2012 Energy Security Workshop
NBR and the Woodrow Wilson International Center for Scholars co-hosted NBR’s eighth annual Energy Security Workshop, “Oil and Gas for Asia: Geopolitical Implications of Asia’s Rising Demand” on May 11, 2012, in Washington, D.C.
Asia’s rapid economic growth is driving an enormous rise in oil and natural gas consumption. At the same time, meeting rising oil demand is increasingly challenged by strong resource nationalism, chronic geopolitical instability in key exporting regions, and what the International Energy Agency and others call the end of the era of “cheap oil.” Rising LNG demand in Asia combined with oil-linked LNG pricing is also driving prices higher at the same time that shale gas is revolutionizing gas markets in North America.
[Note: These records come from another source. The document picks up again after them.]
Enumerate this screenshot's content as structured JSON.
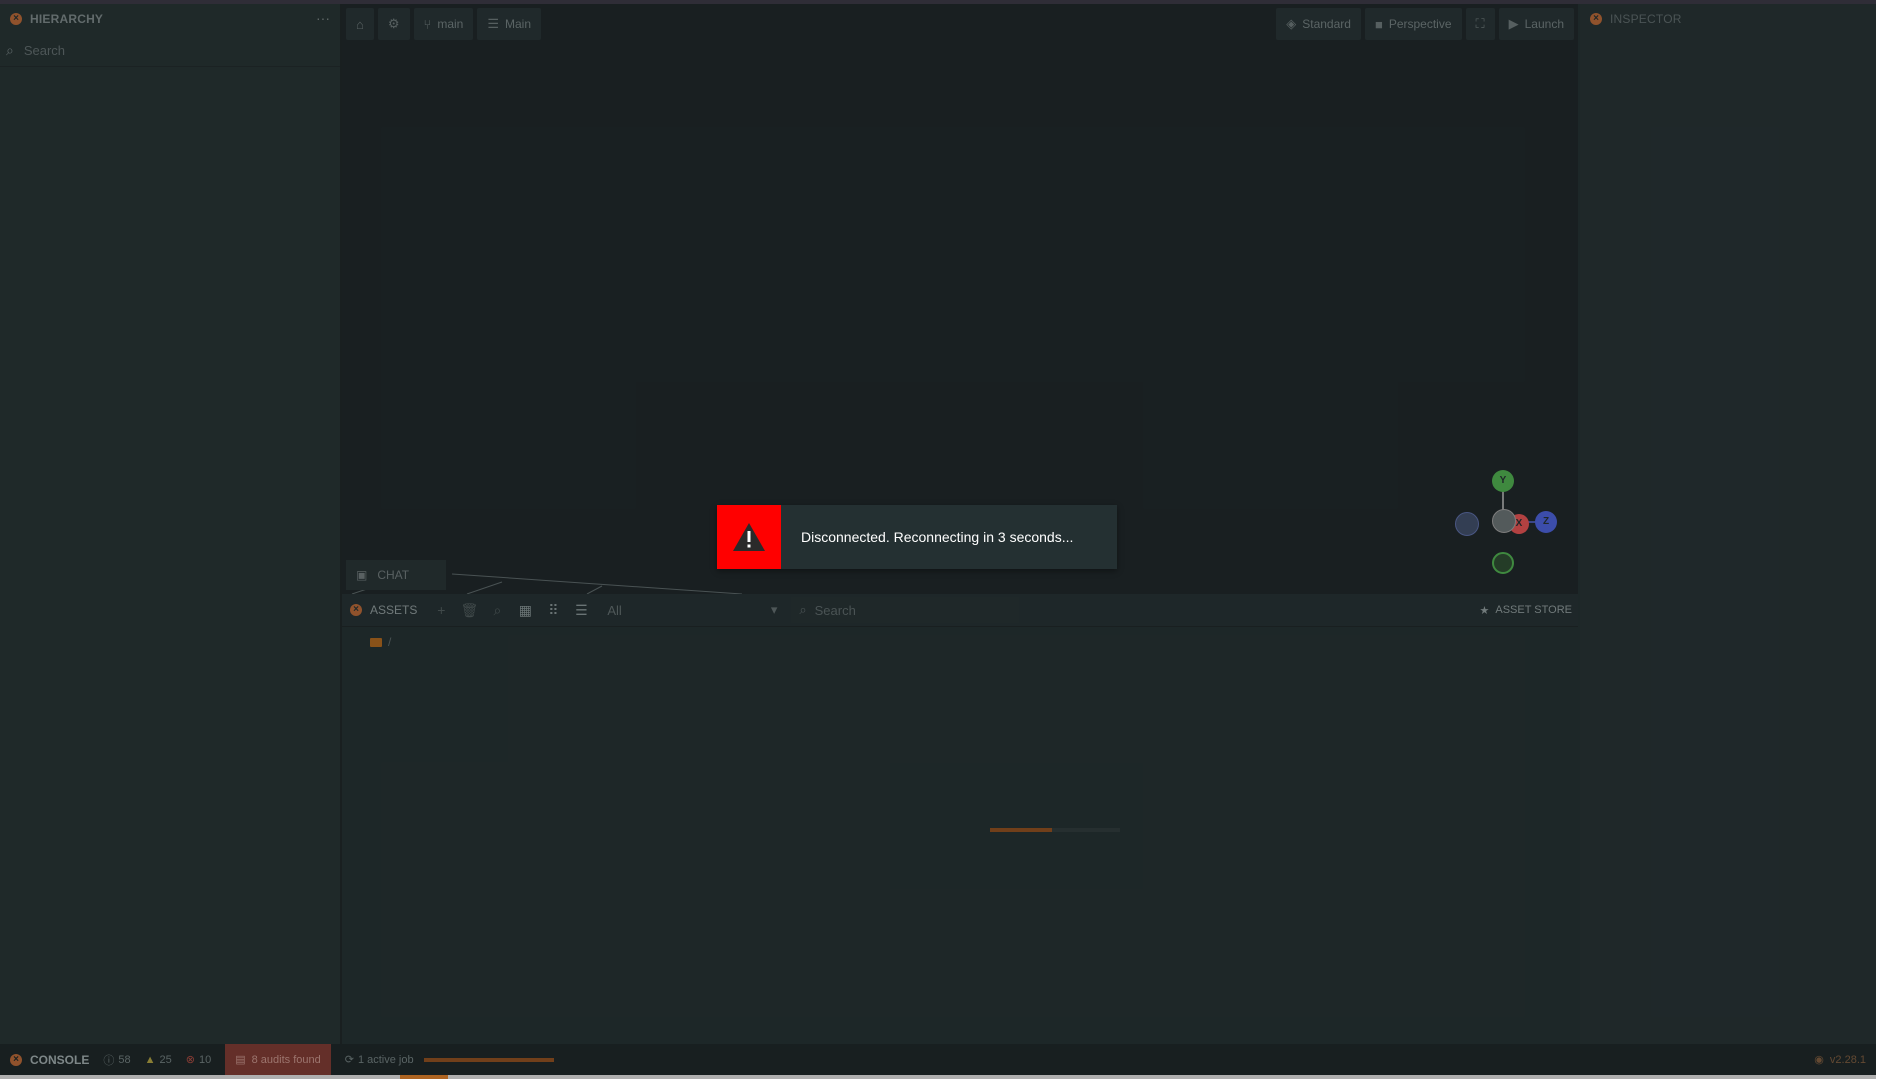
{
  "hierarchy": {
    "title": "HIERARCHY",
    "search_placeholder": "Search",
    "more_label": "···"
  },
  "scene": {
    "branch": "main",
    "scene_name": "Main",
    "shading": "Standard",
    "camera": "Perspective",
    "launch": "Launch",
    "chat": "CHAT",
    "gizmo": {
      "y": "Y",
      "z": "Z",
      "x": "X"
    }
  },
  "assets": {
    "title": "ASSETS",
    "filter": "All",
    "search_placeholder": "Search",
    "store": "ASSET STORE",
    "root_path": "/"
  },
  "inspector": {
    "title": "INSPECTOR"
  },
  "console": {
    "title": "CONSOLE",
    "info_count": "58",
    "warn_count": "25",
    "error_count": "10",
    "audits": "8 audits found",
    "jobs": "1 active job",
    "version": "v2.28.1"
  },
  "toast": {
    "message": "Disconnected. Reconnecting in 3 seconds..."
  },
  "colors": {
    "accent": "#b06536",
    "alert": "#ff0000",
    "gizmo_x": "#e05555",
    "gizmo_y": "#4ea84e",
    "gizmo_z": "#4a5fd0"
  }
}
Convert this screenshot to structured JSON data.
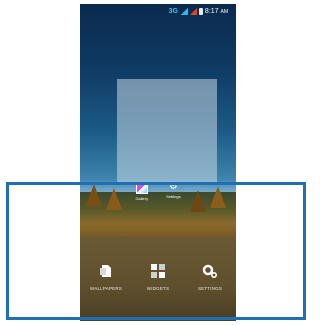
{
  "status_bar": {
    "network": "3G",
    "time": "8:17",
    "meridiem": "AM"
  },
  "mini_icons": [
    {
      "label": "Gallery",
      "icon": "gallery-icon"
    },
    {
      "label": "Settings",
      "icon": "gear-icon"
    }
  ],
  "options": [
    {
      "label": "WALLPAPERS",
      "icon": "wallpaper-icon"
    },
    {
      "label": "WIDGETS",
      "icon": "widgets-icon"
    },
    {
      "label": "SETTINGS",
      "icon": "settings-icon"
    }
  ],
  "colors": {
    "highlight_border": "#1f6fb4",
    "status_accent": "#34c4f0"
  }
}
Consequently, angst over high prices and the reliability of future oil and LNG supplies are critical items on the strategic and economic agenda of Asia’s major powers and the United States.
With these concerns in mind, the 2012 Energy Security Workshop examined key issues surrounding Asia’s oil and gas challenges and the geopolitical implications.
Panel discussions addressed:
- How Asia’s booming oil import growth is fundamentally reshaping global oil geopolitics and U.S. energy security interests;
- New challenges for U.S. power in the Persian Gulf suggested by Washington’s struggles to draw China, India, Japan, and South Korea into tighter oil sanctions on Iran;
- Whether the mercantilist energy strategies of Asia’s big oil importers and national oil companies (NOCs) are undermining U.S. energy security, and if these strategies are really serving the energy security interests of their home governments;
- Future prospects for LNG in Asia amid rising competition for supplies, the Japan crisis, the continuing Asian LNG price premium, and the emergence of potential U.S. shale gas LNG supplies; and
- Strategies for enhancing U.S. energy security and strategic engagement in the Asia-Pacific.
Speakers and Discussants
Jon B. Alterman, Center for Strategic and International Studies
Philip Andrews-Speed, Transatlantic Academy, the German Marshall Fund of the United States
Kent Calder, School of Advanced International Studies, Johns Hopkins University
James Clad, IHS/Cambridge Energy Research Associates
Sadanand Dhume, American Enterprise Institute for Public Policy Research
Charles Ebinger, The Brookings Institution
Erica S. Downs, The Brookings Institution
David Goldwyn, Goldwyn Global Strategies, LLC
Hao Yufan, University of Macau; The Brookings Institution
Mikkal Herberg, The National Bureau of Asian Research (NBR)
Tomoko Hosoe , FACTS Global Energy
Michihiro Kishimoto, Japan Oil, Gas, and Metals National Corporation
Michael Kugelman, Woodrow Wilson International Center for Scholars
John V. Mitchell, Chatham House
Sheila A. Smith, Council on Foreign Relations
Nikos Tsafos, PFC Energy
Japan Oil, Gas, and Metals National Corporation
Agenda and Speakers
“Geopolitical Implications of Asia’s Rising Energy Demand” by David Goldwyn
“China’s Global Energy Deals” by Erica S. Downs
“Assessing the Case for U.S. Exports of LNG” by Charles Ebinger